**THE TASK**
Please work out how many of the lines below include "text". Only the number should be given.

= Beginning of Section =

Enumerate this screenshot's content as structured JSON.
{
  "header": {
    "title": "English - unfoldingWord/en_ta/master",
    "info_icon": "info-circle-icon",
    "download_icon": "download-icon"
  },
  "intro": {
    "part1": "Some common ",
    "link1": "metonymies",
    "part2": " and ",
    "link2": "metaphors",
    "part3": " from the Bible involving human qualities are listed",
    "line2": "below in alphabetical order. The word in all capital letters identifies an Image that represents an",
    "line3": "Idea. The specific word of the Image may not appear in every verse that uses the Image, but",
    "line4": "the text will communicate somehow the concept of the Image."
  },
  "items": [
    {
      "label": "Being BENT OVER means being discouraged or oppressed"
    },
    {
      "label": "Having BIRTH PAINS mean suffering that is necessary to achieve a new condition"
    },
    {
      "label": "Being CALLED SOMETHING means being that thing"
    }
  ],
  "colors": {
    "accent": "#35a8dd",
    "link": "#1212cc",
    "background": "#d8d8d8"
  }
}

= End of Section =
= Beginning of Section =

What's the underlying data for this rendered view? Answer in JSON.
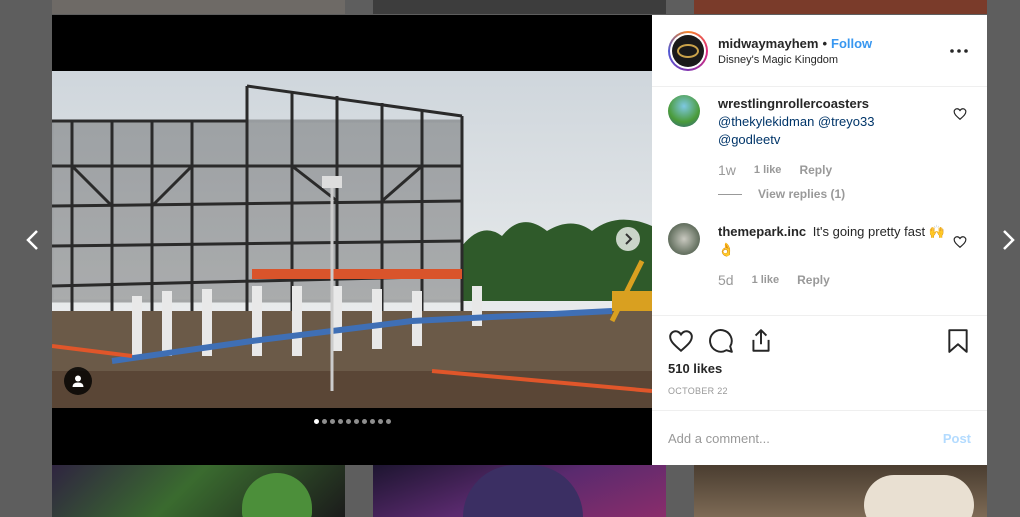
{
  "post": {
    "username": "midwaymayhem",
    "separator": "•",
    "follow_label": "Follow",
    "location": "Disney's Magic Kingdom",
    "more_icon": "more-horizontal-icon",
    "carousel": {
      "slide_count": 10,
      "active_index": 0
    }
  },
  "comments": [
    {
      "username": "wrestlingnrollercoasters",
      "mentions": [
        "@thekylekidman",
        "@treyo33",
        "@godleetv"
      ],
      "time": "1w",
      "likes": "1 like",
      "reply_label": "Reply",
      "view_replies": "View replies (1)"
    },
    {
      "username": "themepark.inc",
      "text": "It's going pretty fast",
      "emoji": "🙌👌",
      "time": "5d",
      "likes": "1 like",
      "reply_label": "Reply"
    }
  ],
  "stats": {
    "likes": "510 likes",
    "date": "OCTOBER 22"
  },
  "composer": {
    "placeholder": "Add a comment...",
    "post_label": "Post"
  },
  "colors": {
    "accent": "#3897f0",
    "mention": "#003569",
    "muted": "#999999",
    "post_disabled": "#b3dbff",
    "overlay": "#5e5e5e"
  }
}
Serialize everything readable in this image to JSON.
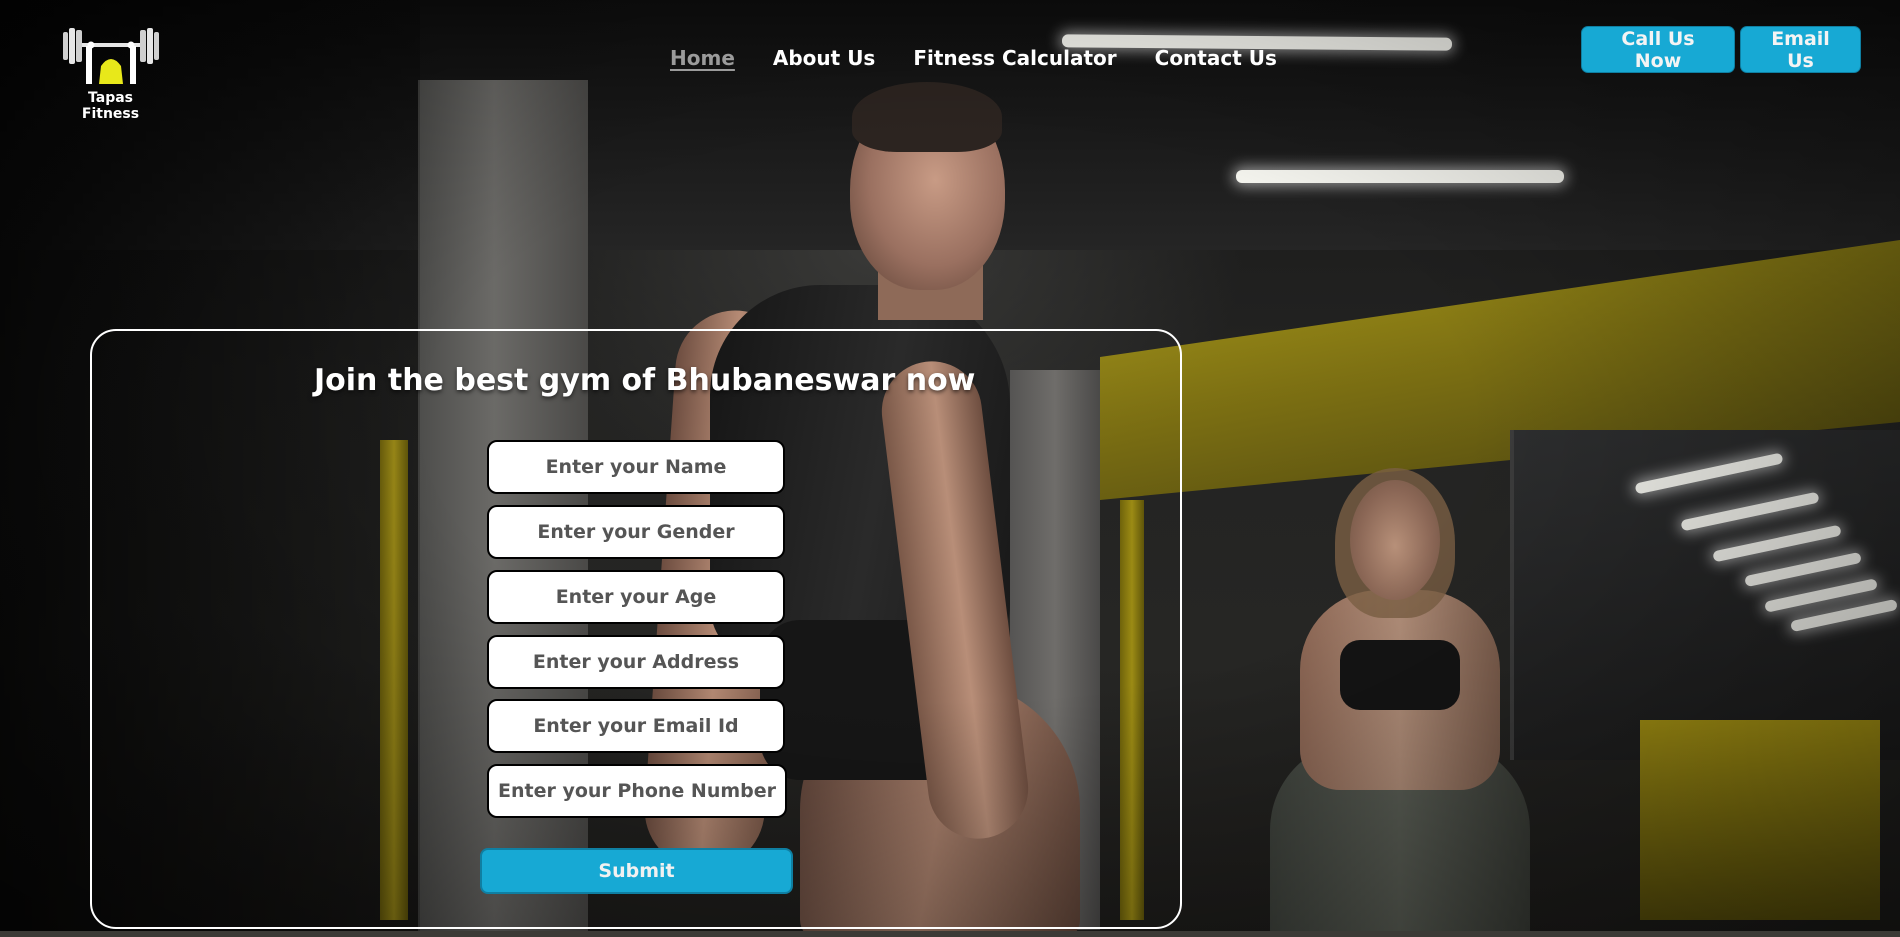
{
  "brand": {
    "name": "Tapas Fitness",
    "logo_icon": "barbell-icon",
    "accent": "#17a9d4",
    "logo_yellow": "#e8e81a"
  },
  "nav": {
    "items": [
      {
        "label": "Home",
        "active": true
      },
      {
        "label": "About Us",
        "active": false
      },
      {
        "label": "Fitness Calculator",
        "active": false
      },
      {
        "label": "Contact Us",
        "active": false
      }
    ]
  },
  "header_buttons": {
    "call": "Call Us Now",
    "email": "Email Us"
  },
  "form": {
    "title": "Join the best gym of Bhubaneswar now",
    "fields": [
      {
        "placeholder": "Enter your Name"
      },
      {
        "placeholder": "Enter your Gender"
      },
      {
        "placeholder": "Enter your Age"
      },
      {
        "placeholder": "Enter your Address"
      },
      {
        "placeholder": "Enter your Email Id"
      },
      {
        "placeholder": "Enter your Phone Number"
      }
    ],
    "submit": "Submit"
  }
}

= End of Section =

**SOLUTION BELOW**
2